Back in high school, one of my science teachers proclaimed that every fifty years, we double all our previous knowledge. Imagine that, taking all we know from Cro-Magnon to numbering chromosomes and multiplying it by two in just a half-century.
Flash forward to this week when I heard an interview that quoted tech genius, Elon Musk, warning that artificial intelligence (AI) is the equivalent of "summoning the demon." Musk and other giant thinkers like Bill Gates and Stephen Hawking have been pounding that drum of precaution about the pace of progress on AI -- or demonic machines that can perform as humans, and eventually replace us.
In the next twenty years, computers will gain the ability to virtually see and listen and then the jobs will really topple. This is an eventuality that we are enabling every time we snap a photo of a check and make a deposit pretending to be virtual bank tellers. Then what happens to our world? To our economy? To humanity?
What will happen to the truth when robots edit all the news? Media companies are already using AI to help aggregate information and pre-written story lines.

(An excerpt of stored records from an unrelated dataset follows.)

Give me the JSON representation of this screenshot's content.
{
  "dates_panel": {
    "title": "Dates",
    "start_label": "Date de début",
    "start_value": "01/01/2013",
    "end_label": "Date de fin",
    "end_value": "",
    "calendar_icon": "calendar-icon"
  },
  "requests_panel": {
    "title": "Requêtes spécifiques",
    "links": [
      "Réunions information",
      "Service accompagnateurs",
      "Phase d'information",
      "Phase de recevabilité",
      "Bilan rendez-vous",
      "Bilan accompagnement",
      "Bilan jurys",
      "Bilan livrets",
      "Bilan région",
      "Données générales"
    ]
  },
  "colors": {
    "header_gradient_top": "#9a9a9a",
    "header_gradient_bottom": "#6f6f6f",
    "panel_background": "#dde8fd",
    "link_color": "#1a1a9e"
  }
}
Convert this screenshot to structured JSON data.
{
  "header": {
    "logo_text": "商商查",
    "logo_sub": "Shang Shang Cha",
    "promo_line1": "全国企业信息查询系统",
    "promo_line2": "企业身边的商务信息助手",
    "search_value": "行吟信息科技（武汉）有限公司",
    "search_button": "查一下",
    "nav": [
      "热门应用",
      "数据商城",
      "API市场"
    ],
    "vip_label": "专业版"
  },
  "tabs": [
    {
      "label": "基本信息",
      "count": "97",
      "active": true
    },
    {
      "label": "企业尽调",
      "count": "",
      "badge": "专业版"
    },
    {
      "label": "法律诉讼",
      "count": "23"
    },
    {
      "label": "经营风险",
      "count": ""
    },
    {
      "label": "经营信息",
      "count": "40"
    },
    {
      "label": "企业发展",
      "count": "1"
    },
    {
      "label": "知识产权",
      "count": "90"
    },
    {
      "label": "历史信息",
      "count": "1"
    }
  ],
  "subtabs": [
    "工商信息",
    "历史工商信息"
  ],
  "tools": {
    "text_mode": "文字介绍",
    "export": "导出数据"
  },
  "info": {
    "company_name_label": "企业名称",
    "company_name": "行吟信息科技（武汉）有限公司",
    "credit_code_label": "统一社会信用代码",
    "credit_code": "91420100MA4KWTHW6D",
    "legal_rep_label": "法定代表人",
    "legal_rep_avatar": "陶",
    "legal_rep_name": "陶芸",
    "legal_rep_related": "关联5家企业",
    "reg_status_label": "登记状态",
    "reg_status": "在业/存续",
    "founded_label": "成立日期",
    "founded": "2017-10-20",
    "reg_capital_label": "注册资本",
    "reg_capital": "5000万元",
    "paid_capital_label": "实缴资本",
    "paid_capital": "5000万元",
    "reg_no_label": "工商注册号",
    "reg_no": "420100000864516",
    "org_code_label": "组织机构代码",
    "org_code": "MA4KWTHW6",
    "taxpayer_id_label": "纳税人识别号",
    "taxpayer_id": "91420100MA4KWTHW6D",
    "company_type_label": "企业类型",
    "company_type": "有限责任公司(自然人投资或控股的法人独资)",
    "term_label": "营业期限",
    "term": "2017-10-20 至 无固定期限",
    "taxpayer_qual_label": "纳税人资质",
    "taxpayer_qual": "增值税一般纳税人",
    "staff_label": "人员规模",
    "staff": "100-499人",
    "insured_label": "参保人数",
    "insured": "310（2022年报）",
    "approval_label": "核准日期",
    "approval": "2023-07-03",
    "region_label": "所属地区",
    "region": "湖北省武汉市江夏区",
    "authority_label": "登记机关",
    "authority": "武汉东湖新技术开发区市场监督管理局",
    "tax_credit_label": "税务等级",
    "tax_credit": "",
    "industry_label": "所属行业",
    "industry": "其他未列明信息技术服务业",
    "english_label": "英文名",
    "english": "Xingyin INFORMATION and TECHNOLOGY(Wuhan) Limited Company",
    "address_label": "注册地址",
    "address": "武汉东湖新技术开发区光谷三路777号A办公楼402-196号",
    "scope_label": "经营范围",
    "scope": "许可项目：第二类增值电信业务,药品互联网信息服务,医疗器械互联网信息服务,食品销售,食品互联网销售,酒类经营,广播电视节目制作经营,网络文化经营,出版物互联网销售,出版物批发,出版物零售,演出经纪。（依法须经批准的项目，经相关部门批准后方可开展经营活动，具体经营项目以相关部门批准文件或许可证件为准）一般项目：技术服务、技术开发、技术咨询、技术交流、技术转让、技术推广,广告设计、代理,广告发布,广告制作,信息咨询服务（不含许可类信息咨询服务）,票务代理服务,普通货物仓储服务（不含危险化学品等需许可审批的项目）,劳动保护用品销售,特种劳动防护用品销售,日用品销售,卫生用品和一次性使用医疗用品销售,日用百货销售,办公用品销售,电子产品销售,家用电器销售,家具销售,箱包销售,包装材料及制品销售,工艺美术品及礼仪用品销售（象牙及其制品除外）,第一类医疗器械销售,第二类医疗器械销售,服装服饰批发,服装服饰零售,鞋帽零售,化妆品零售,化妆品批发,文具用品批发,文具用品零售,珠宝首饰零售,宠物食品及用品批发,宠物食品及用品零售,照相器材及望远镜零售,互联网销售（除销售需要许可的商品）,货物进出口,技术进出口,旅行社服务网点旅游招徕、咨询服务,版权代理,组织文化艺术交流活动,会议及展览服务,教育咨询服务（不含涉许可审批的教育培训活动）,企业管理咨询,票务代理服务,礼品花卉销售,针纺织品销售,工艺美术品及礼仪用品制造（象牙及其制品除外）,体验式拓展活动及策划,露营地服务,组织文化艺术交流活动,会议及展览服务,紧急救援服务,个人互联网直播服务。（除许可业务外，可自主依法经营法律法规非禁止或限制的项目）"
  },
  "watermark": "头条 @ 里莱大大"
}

The brightest of our technology leaders are hinting at the need for some regulation in order to prevent a world order where machines are smarter than most any person making people irrelevant. Without intervention, greed will rule and enterprise will choose computers over creatures every time. Gates is less concerned than Musk, but he acknowledges we can't blindly follow robots toward the horizon without stepping off the edge of tomorrow.
Of course, this can only happen if we continue to support a lifestyle that relies on "self-service" or what I call "working for nothing." I've been warning for years that we're killing jobs by pumping our own gas, checking out and bagging our own groceries and booking our own flights and accommodations and then schlepping the luggage.
How many times have you had to cycle through phone prompts again and again and repeat information so the computer "operator" can learn? Then, don't you eventually have to recite it again when the human customer rep picks up the line? You're doing someone's job and paying for it with time you can't get back.
Tools are supposed to make life easier, not create more work. How many times have you typed your unique information into a Website or app in order to electronically perform functions that someone used to perform for you? Think about it. For example, you pay a $30 deposit for an I-Pass or E-ZPass and then go online to register your account. This allows you the convenience of a quicker stop at the tollroads and a discount. But you're paying them for the privilege of doing the state's paperwork. Prediction: once states require everyone to buy an electronic pass, the toll master will take away the discount. It's basically what happened to self-serve gas -- there is no full serve, just full serve prices.
I've handed an airline clerk $120 bucks for baggage fees, after accessing my own boarding pass, only to be ordered to carry my luggage over to the loading area. That's quite a fee for the "honor" of working as a baggage handler.
Every time we put up with an inconvenience or a failing technology all in the name of "convenience" of self service, we're actually making it easier for the tech industry to create a society where real workers and real service become obsolete.
Self service should bring you and me a discount, a lower cost for the services that we deliver to ourselves. But I haven't seen the price of gas, flights, baggage fees, or most anything else decline. However, my available time continues to dwindle as I do my own banking, booking, and auto pays. I check e-mail, snail mail, texts from a variety of people I pay. I have a lengthy online survey to complete for a new doctor I'll be seeing. It used to be a physician or nurse asked me questions and filled out charts. Now I do that work and pay enormous fees for services. I've even bought my own health insurance at healthcare.gov without the help of a human. And Blue Cross Blue Shield keeps raising my premiums, deductibles and copays.
Artificial intelligence is feeding on our genuine thoughtlessness and sheep-like mentality as we follow the herd into oblivion.
I'm not interested in preventing progress -- I just don't want to work for free as I help build the future and train the mechanical worker who will take my granddaughter's job. Working for nothing creates an artificial economic benefit to new technology, reducing its downside. Maybe we should all play dumb and begin to plead technological disability, requesting those we pay do the work. After all, we can't possibly be as smart as their machines.